**Information supplied**
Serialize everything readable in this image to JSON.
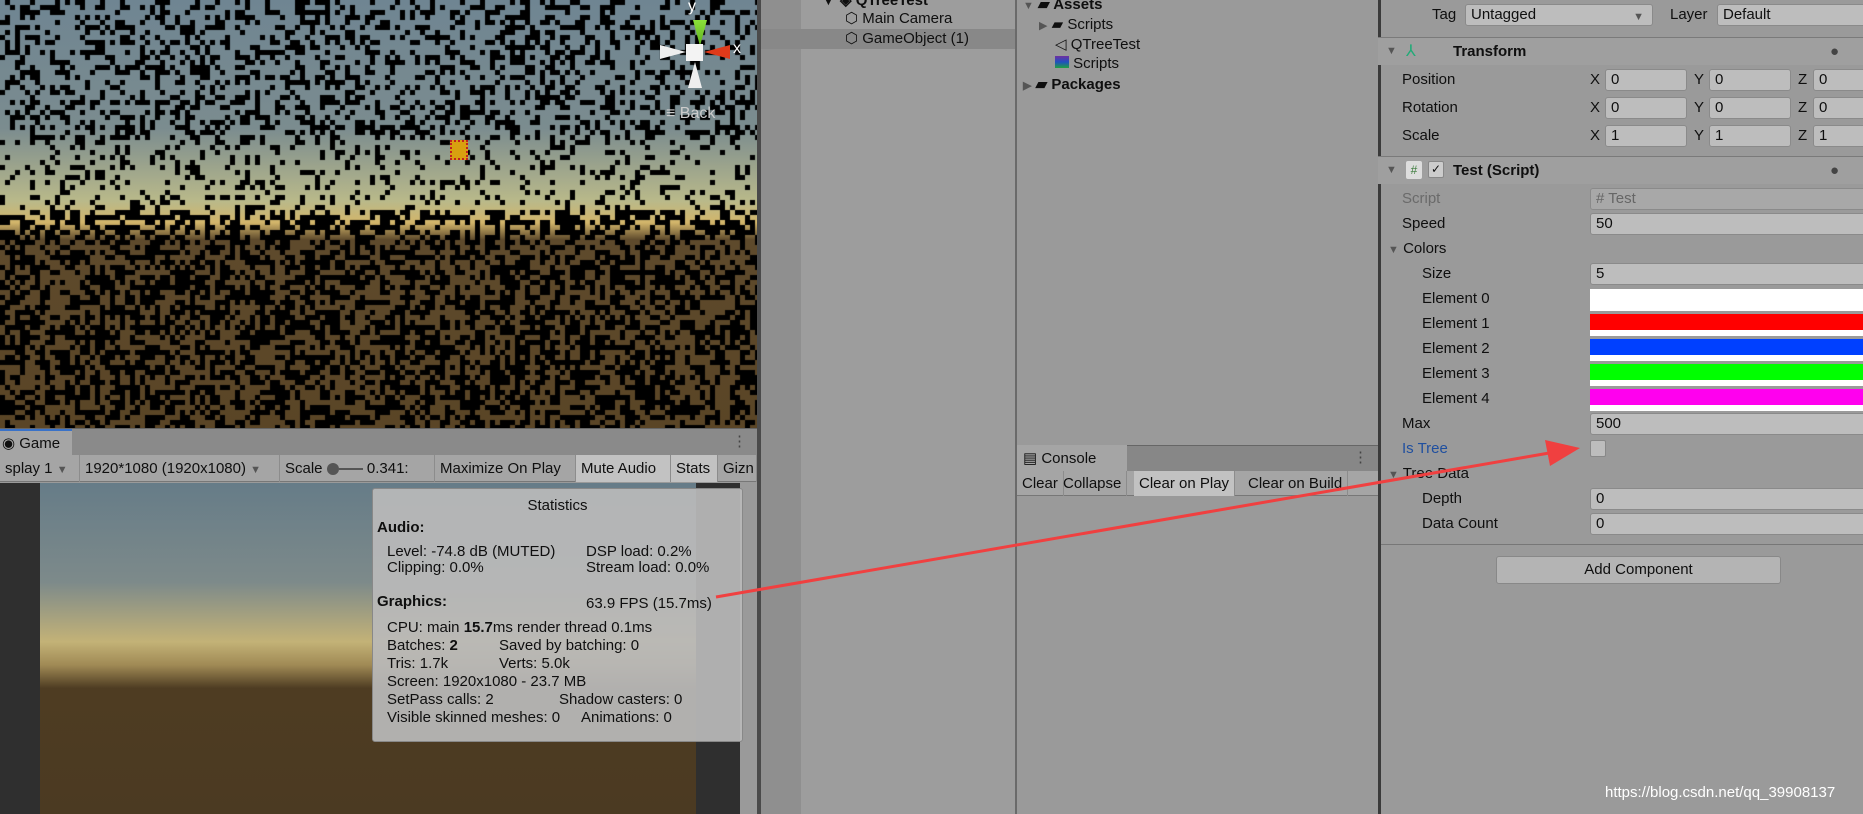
{
  "scene": {
    "axis_x": "x",
    "axis_y": "y",
    "back_label": "Back"
  },
  "game": {
    "tab": "Game",
    "display": "splay 1",
    "resolution": "1920*1080 (1920x1080)",
    "scale_label": "Scale",
    "scale_value": "0.341:",
    "maximize": "Maximize On Play",
    "mute": "Mute Audio",
    "stats": "Stats",
    "gizmos": "Gizn"
  },
  "statistics": {
    "title": "Statistics",
    "audio_header": "Audio:",
    "level": "Level: -74.8 dB (MUTED)",
    "dsp": "DSP load: 0.2%",
    "clipping": "Clipping: 0.0%",
    "stream": "Stream load: 0.0%",
    "graphics_header": "Graphics:",
    "fps": "63.9 FPS (15.7ms)",
    "cpu_a": "CPU: main ",
    "cpu_b": "15.7",
    "cpu_c": "ms  render thread 0.1ms",
    "batches_a": "Batches: ",
    "batches_b": "2",
    "saved": "Saved by batching: 0",
    "tris": "Tris: 1.7k",
    "verts": "Verts: 5.0k",
    "screen": "Screen: 1920x1080 - 23.7 MB",
    "setpass": "SetPass calls: 2",
    "shadow": "Shadow casters: 0",
    "skinned": "Visible skinned meshes: 0",
    "animations": "Animations: 0"
  },
  "hierarchy": {
    "scene": "QTreeTest",
    "items": [
      "Main Camera",
      "GameObject (1)"
    ]
  },
  "project": {
    "assets": "Assets",
    "items": [
      "Scripts",
      "QTreeTest",
      "Scripts"
    ],
    "packages": "Packages"
  },
  "console": {
    "tab": "Console",
    "buttons": [
      "Clear",
      "Collapse",
      "Clear on Play",
      "Clear on Build"
    ]
  },
  "inspector": {
    "tag_label": "Tag",
    "tag": "Untagged",
    "layer_label": "Layer",
    "layer": "Default",
    "transform": {
      "title": "Transform",
      "rows": [
        {
          "label": "Position",
          "x": "0",
          "y": "0",
          "z": "0"
        },
        {
          "label": "Rotation",
          "x": "0",
          "y": "0",
          "z": "0"
        },
        {
          "label": "Scale",
          "x": "1",
          "y": "1",
          "z": "1"
        }
      ]
    },
    "script": {
      "title": "Test (Script)",
      "enabled": true,
      "script_label": "Script",
      "script": "Test",
      "speed_label": "Speed",
      "speed": "50",
      "colors_label": "Colors",
      "size_label": "Size",
      "size": "5",
      "elements": [
        {
          "label": "Element 0",
          "color": "#ffffff"
        },
        {
          "label": "Element 1",
          "color": "#ff0000"
        },
        {
          "label": "Element 2",
          "color": "#0040ff"
        },
        {
          "label": "Element 3",
          "color": "#00ff00"
        },
        {
          "label": "Element 4",
          "color": "#ff00ee"
        }
      ],
      "max_label": "Max",
      "max": "500",
      "is_tree_label": "Is Tree",
      "is_tree": false,
      "tree_data_label": "Tree Data",
      "depth_label": "Depth",
      "depth": "0",
      "data_count_label": "Data Count",
      "data_count": "0"
    },
    "add_component": "Add Component"
  },
  "watermark": "https://blog.csdn.net/qq_39908137",
  "annotation_color": "#f04040"
}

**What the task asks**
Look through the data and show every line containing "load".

**Response to this exercise**
    "dsp": "DSP load: 0.2%",
    "stream": "Stream load: 0.0%",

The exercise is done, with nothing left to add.